**** SUPPLIED DATA

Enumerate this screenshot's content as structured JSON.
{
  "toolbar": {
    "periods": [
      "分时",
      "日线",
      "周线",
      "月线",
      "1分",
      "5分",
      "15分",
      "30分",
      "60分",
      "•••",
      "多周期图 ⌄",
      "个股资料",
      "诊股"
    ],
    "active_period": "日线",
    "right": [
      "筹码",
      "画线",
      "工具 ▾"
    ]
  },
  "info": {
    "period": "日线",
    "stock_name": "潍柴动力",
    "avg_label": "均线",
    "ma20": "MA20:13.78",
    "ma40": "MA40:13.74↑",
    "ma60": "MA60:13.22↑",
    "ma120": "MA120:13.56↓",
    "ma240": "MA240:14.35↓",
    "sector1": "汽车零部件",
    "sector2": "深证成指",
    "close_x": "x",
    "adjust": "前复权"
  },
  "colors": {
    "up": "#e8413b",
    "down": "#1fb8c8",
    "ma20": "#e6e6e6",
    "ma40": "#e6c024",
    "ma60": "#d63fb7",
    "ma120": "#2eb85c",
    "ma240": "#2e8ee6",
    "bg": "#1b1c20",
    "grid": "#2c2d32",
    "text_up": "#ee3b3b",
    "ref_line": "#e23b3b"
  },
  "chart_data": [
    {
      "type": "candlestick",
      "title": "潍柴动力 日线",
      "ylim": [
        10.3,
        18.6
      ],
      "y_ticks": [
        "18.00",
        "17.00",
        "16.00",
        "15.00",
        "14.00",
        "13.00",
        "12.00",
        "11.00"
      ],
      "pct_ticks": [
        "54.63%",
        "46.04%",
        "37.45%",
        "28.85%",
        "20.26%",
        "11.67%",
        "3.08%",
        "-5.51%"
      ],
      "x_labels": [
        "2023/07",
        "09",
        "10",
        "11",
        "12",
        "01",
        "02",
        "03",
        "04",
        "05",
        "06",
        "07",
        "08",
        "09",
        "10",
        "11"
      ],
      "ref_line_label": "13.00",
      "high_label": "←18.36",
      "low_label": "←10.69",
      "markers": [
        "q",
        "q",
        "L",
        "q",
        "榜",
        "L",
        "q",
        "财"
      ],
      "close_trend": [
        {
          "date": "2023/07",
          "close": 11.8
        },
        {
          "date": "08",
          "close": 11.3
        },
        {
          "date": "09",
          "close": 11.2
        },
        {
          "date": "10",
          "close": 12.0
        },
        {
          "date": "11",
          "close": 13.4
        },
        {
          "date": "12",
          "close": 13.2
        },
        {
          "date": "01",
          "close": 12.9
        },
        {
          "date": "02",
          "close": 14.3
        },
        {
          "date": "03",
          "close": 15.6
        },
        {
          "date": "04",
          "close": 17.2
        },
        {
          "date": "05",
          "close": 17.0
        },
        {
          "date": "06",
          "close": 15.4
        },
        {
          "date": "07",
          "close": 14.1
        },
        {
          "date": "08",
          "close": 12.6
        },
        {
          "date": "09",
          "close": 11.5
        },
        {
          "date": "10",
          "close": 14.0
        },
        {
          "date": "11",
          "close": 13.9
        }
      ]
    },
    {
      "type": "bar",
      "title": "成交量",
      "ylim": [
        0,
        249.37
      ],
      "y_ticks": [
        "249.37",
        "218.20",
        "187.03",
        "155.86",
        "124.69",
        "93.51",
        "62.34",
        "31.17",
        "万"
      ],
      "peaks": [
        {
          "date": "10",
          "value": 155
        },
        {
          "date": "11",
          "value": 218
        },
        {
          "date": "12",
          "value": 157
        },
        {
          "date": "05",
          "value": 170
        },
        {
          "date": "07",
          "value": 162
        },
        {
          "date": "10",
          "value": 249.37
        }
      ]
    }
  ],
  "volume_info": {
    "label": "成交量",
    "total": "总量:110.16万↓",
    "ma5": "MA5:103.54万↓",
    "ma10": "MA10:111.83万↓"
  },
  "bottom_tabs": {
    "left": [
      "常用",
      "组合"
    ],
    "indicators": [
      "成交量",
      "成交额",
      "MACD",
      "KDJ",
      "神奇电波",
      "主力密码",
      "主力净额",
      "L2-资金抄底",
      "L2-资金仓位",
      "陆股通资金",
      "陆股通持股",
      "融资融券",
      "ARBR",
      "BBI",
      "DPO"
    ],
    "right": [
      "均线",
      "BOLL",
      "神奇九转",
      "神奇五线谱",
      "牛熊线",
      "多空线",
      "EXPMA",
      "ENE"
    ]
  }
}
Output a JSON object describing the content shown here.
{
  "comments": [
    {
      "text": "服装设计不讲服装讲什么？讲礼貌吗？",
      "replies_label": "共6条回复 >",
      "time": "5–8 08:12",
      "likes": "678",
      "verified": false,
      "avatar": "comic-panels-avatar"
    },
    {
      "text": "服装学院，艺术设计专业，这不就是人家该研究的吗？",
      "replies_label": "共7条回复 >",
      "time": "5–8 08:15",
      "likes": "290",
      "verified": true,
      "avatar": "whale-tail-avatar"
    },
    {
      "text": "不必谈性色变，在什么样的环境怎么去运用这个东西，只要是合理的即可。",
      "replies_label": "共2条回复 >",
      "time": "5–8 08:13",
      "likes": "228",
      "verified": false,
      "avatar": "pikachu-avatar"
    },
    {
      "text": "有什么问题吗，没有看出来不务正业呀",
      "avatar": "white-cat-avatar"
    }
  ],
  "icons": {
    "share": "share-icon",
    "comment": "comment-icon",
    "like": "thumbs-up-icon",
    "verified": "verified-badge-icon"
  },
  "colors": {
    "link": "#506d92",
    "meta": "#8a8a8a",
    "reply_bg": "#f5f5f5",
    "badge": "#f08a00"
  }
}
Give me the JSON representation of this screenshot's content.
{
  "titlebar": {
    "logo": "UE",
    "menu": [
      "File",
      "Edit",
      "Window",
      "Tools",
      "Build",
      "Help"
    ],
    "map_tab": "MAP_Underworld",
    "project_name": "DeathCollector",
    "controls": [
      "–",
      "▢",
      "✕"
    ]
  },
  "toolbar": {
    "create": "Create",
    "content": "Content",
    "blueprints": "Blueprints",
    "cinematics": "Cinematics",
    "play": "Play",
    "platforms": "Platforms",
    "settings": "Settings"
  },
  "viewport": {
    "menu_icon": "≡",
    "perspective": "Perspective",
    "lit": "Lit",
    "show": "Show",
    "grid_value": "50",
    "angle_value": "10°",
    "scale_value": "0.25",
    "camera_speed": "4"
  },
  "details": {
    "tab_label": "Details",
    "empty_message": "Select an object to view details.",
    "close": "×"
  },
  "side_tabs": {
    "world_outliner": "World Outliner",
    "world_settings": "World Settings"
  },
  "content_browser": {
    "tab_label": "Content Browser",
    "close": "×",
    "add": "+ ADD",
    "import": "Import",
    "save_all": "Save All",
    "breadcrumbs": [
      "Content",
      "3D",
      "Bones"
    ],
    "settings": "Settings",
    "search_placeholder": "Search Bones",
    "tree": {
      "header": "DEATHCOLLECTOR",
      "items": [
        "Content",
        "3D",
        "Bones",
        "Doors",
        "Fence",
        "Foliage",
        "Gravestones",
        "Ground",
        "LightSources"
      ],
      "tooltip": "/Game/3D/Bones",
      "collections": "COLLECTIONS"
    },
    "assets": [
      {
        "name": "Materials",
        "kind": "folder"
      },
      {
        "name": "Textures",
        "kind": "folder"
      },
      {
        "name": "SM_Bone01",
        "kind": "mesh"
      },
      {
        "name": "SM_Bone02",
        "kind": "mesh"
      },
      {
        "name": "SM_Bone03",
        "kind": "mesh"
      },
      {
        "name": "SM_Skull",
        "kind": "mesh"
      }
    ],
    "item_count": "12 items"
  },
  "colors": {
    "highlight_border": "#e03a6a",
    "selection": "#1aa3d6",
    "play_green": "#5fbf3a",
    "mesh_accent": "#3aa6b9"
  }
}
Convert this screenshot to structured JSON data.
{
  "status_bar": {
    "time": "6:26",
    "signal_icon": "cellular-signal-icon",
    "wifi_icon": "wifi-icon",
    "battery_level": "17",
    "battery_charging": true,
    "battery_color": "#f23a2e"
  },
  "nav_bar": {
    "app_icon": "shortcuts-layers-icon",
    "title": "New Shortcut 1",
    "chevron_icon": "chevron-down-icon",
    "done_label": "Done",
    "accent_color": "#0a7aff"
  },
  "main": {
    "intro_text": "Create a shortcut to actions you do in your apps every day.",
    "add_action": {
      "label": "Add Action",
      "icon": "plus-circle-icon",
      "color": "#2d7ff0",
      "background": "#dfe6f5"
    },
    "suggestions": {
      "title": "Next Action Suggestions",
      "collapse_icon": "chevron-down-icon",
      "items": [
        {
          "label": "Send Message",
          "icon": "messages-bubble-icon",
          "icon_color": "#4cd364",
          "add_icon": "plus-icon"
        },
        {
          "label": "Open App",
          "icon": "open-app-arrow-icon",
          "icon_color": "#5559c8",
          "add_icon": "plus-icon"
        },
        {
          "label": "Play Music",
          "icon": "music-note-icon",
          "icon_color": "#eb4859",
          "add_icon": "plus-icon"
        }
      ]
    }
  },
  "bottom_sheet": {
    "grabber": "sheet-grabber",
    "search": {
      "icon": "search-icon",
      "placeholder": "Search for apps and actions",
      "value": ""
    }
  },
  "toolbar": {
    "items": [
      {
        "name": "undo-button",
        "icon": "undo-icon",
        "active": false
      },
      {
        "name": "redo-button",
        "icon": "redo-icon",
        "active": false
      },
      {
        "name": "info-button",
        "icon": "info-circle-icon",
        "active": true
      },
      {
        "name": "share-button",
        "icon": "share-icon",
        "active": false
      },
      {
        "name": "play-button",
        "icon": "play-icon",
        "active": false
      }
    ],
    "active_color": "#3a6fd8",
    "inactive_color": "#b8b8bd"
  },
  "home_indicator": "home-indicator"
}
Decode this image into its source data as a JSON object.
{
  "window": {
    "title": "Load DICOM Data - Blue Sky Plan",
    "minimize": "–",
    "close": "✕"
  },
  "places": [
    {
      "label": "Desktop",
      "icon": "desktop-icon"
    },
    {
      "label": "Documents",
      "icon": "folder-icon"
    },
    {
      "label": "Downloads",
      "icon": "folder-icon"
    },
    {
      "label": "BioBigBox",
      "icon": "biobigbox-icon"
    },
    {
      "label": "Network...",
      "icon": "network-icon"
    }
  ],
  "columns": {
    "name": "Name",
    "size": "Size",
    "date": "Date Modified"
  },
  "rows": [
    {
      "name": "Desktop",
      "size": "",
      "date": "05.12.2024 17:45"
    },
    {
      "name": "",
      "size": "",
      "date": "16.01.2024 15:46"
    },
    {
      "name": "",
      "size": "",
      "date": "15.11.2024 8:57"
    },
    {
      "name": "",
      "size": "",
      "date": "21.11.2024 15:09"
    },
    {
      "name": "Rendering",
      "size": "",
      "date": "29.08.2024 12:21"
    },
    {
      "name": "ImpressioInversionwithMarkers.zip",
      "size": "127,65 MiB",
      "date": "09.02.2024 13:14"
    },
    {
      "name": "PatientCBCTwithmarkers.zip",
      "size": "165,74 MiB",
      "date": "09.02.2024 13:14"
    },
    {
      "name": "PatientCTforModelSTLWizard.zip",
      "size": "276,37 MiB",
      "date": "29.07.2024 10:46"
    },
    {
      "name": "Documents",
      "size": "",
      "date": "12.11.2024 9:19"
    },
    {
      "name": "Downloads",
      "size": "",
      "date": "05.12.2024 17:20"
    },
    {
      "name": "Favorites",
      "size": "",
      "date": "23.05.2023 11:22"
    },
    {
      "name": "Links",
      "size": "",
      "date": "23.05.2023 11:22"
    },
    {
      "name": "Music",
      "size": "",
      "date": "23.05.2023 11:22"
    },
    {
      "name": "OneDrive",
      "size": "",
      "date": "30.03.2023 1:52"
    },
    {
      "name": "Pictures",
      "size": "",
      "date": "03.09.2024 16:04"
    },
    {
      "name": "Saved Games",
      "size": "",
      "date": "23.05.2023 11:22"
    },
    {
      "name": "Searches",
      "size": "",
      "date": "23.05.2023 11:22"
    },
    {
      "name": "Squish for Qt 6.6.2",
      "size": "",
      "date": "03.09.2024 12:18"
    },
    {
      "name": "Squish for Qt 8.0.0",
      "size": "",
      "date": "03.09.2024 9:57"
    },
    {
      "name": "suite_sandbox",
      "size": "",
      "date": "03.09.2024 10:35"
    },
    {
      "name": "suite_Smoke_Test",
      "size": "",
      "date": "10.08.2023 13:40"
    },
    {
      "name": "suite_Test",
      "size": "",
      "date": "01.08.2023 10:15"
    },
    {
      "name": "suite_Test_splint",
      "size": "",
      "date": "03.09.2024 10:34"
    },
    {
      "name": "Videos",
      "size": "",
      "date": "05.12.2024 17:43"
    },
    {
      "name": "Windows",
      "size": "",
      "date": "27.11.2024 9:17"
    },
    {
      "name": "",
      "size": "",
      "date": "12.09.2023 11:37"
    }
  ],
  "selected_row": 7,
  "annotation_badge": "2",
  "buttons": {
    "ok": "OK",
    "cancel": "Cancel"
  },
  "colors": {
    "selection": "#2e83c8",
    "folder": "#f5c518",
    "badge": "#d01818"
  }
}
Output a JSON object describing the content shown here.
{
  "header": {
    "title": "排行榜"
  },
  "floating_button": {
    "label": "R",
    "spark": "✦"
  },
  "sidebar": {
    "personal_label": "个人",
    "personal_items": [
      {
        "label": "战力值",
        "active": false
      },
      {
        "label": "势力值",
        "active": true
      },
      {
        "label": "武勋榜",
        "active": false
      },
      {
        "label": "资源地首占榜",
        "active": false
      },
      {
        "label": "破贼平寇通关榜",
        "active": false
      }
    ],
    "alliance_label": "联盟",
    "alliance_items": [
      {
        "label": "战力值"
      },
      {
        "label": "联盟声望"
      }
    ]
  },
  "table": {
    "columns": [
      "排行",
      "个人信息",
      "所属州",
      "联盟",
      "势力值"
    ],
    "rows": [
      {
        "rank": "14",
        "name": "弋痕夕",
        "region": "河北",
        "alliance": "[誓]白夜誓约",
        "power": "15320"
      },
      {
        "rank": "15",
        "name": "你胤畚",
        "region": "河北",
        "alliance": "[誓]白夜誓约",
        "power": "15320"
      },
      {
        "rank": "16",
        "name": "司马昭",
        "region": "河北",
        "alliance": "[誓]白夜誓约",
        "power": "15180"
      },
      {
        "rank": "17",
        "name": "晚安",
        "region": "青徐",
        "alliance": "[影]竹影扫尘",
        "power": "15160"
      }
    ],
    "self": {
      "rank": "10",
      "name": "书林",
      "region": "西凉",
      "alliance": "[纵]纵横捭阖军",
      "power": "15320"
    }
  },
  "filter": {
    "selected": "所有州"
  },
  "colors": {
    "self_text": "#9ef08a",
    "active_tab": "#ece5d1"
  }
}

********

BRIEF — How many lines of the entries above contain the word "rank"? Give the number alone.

SOLUTION TO THIS TASK — 5